Please restate the data exactly, from the first line to the last.
── DATA TO USE
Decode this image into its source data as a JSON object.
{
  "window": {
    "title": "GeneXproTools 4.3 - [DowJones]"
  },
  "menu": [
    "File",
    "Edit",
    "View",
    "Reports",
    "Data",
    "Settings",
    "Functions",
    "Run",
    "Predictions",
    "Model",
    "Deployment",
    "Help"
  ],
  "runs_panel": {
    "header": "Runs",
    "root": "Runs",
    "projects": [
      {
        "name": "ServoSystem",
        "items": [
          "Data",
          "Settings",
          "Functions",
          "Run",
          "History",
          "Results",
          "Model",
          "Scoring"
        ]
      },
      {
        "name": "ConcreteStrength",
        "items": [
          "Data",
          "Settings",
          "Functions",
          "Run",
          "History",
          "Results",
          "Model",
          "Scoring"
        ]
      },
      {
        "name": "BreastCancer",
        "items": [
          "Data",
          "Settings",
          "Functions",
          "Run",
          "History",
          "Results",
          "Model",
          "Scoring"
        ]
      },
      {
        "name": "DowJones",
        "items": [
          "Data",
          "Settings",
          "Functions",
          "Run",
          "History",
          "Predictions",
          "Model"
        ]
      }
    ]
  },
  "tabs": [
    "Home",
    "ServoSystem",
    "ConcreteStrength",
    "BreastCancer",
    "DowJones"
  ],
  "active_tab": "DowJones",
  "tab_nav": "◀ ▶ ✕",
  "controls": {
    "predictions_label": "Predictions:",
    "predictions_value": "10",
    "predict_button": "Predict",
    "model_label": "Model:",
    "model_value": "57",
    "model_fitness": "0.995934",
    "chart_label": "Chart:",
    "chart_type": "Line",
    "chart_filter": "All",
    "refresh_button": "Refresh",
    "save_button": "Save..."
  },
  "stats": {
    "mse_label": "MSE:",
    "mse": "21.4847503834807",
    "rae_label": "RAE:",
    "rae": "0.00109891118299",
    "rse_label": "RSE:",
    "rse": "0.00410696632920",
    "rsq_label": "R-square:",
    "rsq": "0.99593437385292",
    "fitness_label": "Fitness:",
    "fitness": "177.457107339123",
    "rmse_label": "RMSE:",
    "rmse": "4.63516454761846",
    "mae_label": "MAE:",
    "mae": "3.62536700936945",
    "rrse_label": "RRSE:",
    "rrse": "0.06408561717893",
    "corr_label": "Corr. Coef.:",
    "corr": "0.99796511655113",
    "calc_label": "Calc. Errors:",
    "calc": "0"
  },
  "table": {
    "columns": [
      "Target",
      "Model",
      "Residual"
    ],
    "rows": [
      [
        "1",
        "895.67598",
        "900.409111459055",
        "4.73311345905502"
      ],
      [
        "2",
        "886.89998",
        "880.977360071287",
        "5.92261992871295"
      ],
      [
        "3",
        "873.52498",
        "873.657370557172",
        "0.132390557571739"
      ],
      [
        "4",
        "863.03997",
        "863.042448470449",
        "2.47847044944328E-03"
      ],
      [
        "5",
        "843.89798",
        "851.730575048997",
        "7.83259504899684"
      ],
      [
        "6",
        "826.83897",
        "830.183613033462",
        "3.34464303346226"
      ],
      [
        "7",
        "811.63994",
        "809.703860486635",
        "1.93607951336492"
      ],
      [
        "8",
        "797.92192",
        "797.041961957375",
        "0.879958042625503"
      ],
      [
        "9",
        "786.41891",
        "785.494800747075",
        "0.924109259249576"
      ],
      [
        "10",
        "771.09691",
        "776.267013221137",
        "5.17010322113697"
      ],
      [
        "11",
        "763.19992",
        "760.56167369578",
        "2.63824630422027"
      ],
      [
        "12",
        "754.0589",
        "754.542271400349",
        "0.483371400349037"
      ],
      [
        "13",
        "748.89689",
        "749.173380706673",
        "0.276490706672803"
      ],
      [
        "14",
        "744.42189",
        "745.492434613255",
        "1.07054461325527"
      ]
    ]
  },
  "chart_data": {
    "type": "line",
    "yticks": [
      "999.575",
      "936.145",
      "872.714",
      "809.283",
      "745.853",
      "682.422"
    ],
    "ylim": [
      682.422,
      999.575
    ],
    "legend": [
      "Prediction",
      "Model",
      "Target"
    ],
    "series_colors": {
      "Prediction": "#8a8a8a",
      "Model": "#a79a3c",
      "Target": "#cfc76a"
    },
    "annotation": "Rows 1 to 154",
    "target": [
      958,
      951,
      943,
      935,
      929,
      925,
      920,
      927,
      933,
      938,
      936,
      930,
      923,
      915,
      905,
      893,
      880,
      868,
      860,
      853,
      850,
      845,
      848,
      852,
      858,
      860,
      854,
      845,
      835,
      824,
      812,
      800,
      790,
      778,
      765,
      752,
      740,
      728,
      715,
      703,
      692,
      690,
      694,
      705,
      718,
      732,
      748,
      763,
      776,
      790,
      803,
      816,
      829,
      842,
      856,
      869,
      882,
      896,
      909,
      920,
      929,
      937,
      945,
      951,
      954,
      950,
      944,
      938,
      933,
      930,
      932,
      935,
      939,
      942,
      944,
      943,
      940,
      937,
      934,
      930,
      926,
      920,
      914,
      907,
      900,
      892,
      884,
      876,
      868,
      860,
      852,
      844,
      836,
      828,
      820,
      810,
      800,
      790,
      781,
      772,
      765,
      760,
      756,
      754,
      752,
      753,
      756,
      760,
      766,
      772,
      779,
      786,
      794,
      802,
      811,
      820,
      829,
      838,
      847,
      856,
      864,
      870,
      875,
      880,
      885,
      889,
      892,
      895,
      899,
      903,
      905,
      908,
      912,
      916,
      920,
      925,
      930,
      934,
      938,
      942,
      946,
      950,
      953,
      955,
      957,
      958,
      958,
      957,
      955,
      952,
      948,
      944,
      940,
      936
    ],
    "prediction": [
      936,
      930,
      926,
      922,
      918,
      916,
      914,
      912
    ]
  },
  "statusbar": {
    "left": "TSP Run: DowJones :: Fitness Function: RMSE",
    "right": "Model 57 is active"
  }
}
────
EXERCISE ANSWER =
Decode this image into its source data as a JSON object.
{
  "window": {
    "title": "GeneXproTools 4.3 - [DowJones]"
  },
  "menu": [
    "File",
    "Edit",
    "View",
    "Reports",
    "Data",
    "Settings",
    "Functions",
    "Run",
    "Predictions",
    "Model",
    "Deployment",
    "Help"
  ],
  "runs_panel": {
    "header": "Runs",
    "root": "Runs",
    "projects": [
      {
        "name": "ServoSystem",
        "items": [
          "Data",
          "Settings",
          "Functions",
          "Run",
          "History",
          "Results",
          "Model",
          "Scoring"
        ]
      },
      {
        "name": "ConcreteStrength",
        "items": [
          "Data",
          "Settings",
          "Functions",
          "Run",
          "History",
          "Results",
          "Model",
          "Scoring"
        ]
      },
      {
        "name": "BreastCancer",
        "items": [
          "Data",
          "Settings",
          "Functions",
          "Run",
          "History",
          "Results",
          "Model",
          "Scoring"
        ]
      },
      {
        "name": "DowJones",
        "items": [
          "Data",
          "Settings",
          "Functions",
          "Run",
          "History",
          "Predictions",
          "Model"
        ]
      }
    ]
  },
  "tabs": [
    "Home",
    "ServoSystem",
    "ConcreteStrength",
    "BreastCancer",
    "DowJones"
  ],
  "active_tab": "DowJones",
  "tab_nav": "◀ ▶ ✕",
  "controls": {
    "predictions_label": "Predictions:",
    "predictions_value": "10",
    "predict_button": "Predict",
    "model_label": "Model:",
    "model_value": "57",
    "model_fitness": "0.995934",
    "chart_label": "Chart:",
    "chart_type": "Line",
    "chart_filter": "All",
    "refresh_button": "Refresh",
    "save_button": "Save..."
  },
  "stats": {
    "mse_label": "MSE:",
    "mse": "21.4847503834807",
    "rae_label": "RAE:",
    "rae": "0.00109891118299",
    "rse_label": "RSE:",
    "rse": "0.00410696632920",
    "rsq_label": "R-square:",
    "rsq": "0.99593437385292",
    "fitness_label": "Fitness:",
    "fitness": "177.457107339123",
    "rmse_label": "RMSE:",
    "rmse": "4.63516454761846",
    "mae_label": "MAE:",
    "mae": "3.62536700936945",
    "rrse_label": "RRSE:",
    "rrse": "0.06408561717893",
    "corr_label": "Corr. Coef.:",
    "corr": "0.99796511655113",
    "calc_label": "Calc. Errors:",
    "calc": "0"
  },
  "table": {
    "columns": [
      "Target",
      "Model",
      "Residual"
    ],
    "rows": [
      [
        "1",
        "895.67598",
        "900.409111459055",
        "4.73311345905502"
      ],
      [
        "2",
        "886.89998",
        "880.977360071287",
        "5.92261992871295"
      ],
      [
        "3",
        "873.52498",
        "873.657370557172",
        "0.132390557571739"
      ],
      [
        "4",
        "863.03997",
        "863.042448470449",
        "2.47847044944328E-03"
      ],
      [
        "5",
        "843.89798",
        "851.730575048997",
        "7.83259504899684"
      ],
      [
        "6",
        "826.83897",
        "830.183613033462",
        "3.34464303346226"
      ],
      [
        "7",
        "811.63994",
        "809.703860486635",
        "1.93607951336492"
      ],
      [
        "8",
        "797.92192",
        "797.041961957375",
        "0.879958042625503"
      ],
      [
        "9",
        "786.41891",
        "785.494800747075",
        "0.924109259249576"
      ],
      [
        "10",
        "771.09691",
        "776.267013221137",
        "5.17010322113697"
      ],
      [
        "11",
        "763.19992",
        "760.56167369578",
        "2.63824630422027"
      ],
      [
        "12",
        "754.0589",
        "754.542271400349",
        "0.483371400349037"
      ],
      [
        "13",
        "748.89689",
        "749.173380706673",
        "0.276490706672803"
      ],
      [
        "14",
        "744.42189",
        "745.492434613255",
        "1.07054461325527"
      ]
    ]
  },
  "chart_data": {
    "type": "line",
    "yticks": [
      "999.575",
      "936.145",
      "872.714",
      "809.283",
      "745.853",
      "682.422"
    ],
    "ylim": [
      682.422,
      999.575
    ],
    "legend": [
      "Prediction",
      "Model",
      "Target"
    ],
    "series_colors": {
      "Prediction": "#8a8a8a",
      "Model": "#a79a3c",
      "Target": "#cfc76a"
    },
    "annotation": "Rows 1 to 154",
    "target": [
      958,
      951,
      943,
      935,
      929,
      925,
      920,
      927,
      933,
      938,
      936,
      930,
      923,
      915,
      905,
      893,
      880,
      868,
      860,
      853,
      850,
      845,
      848,
      852,
      858,
      860,
      854,
      845,
      835,
      824,
      812,
      800,
      790,
      778,
      765,
      752,
      740,
      728,
      715,
      703,
      692,
      690,
      694,
      705,
      718,
      732,
      748,
      763,
      776,
      790,
      803,
      816,
      829,
      842,
      856,
      869,
      882,
      896,
      909,
      920,
      929,
      937,
      945,
      951,
      954,
      950,
      944,
      938,
      933,
      930,
      932,
      935,
      939,
      942,
      944,
      943,
      940,
      937,
      934,
      930,
      926,
      920,
      914,
      907,
      900,
      892,
      884,
      876,
      868,
      860,
      852,
      844,
      836,
      828,
      820,
      810,
      800,
      790,
      781,
      772,
      765,
      760,
      756,
      754,
      752,
      753,
      756,
      760,
      766,
      772,
      779,
      786,
      794,
      802,
      811,
      820,
      829,
      838,
      847,
      856,
      864,
      870,
      875,
      880,
      885,
      889,
      892,
      895,
      899,
      903,
      905,
      908,
      912,
      916,
      920,
      925,
      930,
      934,
      938,
      942,
      946,
      950,
      953,
      955,
      957,
      958,
      958,
      957,
      955,
      952,
      948,
      944,
      940,
      936
    ],
    "prediction": [
      936,
      930,
      926,
      922,
      918,
      916,
      914,
      912
    ]
  },
  "statusbar": {
    "left": "TSP Run: DowJones :: Fitness Function: RMSE",
    "right": "Model 57 is active"
  }
}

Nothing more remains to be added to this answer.